— Work order —
Wherever a picture sits, omit it. Output the rest of the listing exactly.

-.-.-

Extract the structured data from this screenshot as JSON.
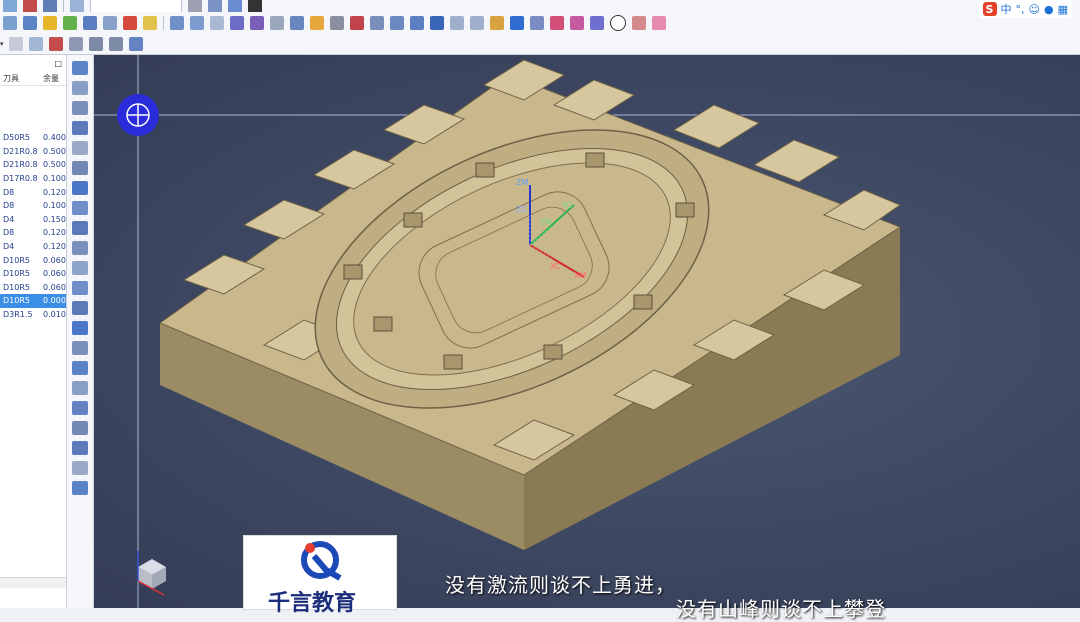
{
  "ime": {
    "logo": "S",
    "lang": "中",
    "punct": "°,"
  },
  "navigator": {
    "columns": [
      "刀具",
      "余量"
    ],
    "tools": [
      {
        "name": "D50R5",
        "allowance": "0.400"
      },
      {
        "name": "D21R0.8",
        "allowance": "0.500"
      },
      {
        "name": "D21R0.8",
        "allowance": "0.500"
      },
      {
        "name": "D17R0.8",
        "allowance": "0.100"
      },
      {
        "name": "D8",
        "allowance": "0.120"
      },
      {
        "name": "D8",
        "allowance": "0.100"
      },
      {
        "name": "D4",
        "allowance": "0.150"
      },
      {
        "name": "D8",
        "allowance": "0.120"
      },
      {
        "name": "D4",
        "allowance": "0.120"
      },
      {
        "name": "D10R5",
        "allowance": "0.060"
      },
      {
        "name": "D10R5",
        "allowance": "0.060"
      },
      {
        "name": "D10R5",
        "allowance": "0.060"
      },
      {
        "name": "D10R5",
        "allowance": "0.000",
        "selected": true
      },
      {
        "name": "D3R1.5",
        "allowance": "0.010"
      }
    ]
  },
  "axes": {
    "zm": "ZM",
    "zc": "ZC",
    "yc": "YC",
    "ym": "YM",
    "xc": "XC",
    "xm": "XM"
  },
  "watermark": {
    "text": "千言教育"
  },
  "subtitles": {
    "line1": "没有激流则谈不上勇进，",
    "line2": "没有山峰则谈不上攀登"
  },
  "colors": {
    "part": "#c9b88c",
    "background": "#3c4660",
    "selection": "#3a8ee6"
  }
}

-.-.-

— Answer to this exercise —
Extract the structured data from this screenshot as JSON.
{
  "ime": {
    "logo": "S",
    "lang": "中",
    "punct": "°,"
  },
  "navigator": {
    "columns": [
      "刀具",
      "余量"
    ],
    "tools": [
      {
        "name": "D50R5",
        "allowance": "0.400"
      },
      {
        "name": "D21R0.8",
        "allowance": "0.500"
      },
      {
        "name": "D21R0.8",
        "allowance": "0.500"
      },
      {
        "name": "D17R0.8",
        "allowance": "0.100"
      },
      {
        "name": "D8",
        "allowance": "0.120"
      },
      {
        "name": "D8",
        "allowance": "0.100"
      },
      {
        "name": "D4",
        "allowance": "0.150"
      },
      {
        "name": "D8",
        "allowance": "0.120"
      },
      {
        "name": "D4",
        "allowance": "0.120"
      },
      {
        "name": "D10R5",
        "allowance": "0.060"
      },
      {
        "name": "D10R5",
        "allowance": "0.060"
      },
      {
        "name": "D10R5",
        "allowance": "0.060"
      },
      {
        "name": "D10R5",
        "allowance": "0.000",
        "selected": true
      },
      {
        "name": "D3R1.5",
        "allowance": "0.010"
      }
    ]
  },
  "axes": {
    "zm": "ZM",
    "zc": "ZC",
    "yc": "YC",
    "ym": "YM",
    "xc": "XC",
    "xm": "XM"
  },
  "watermark": {
    "text": "千言教育"
  },
  "subtitles": {
    "line1": "没有激流则谈不上勇进，",
    "line2": "没有山峰则谈不上攀登"
  },
  "colors": {
    "part": "#c9b88c",
    "background": "#3c4660",
    "selection": "#3a8ee6"
  }
}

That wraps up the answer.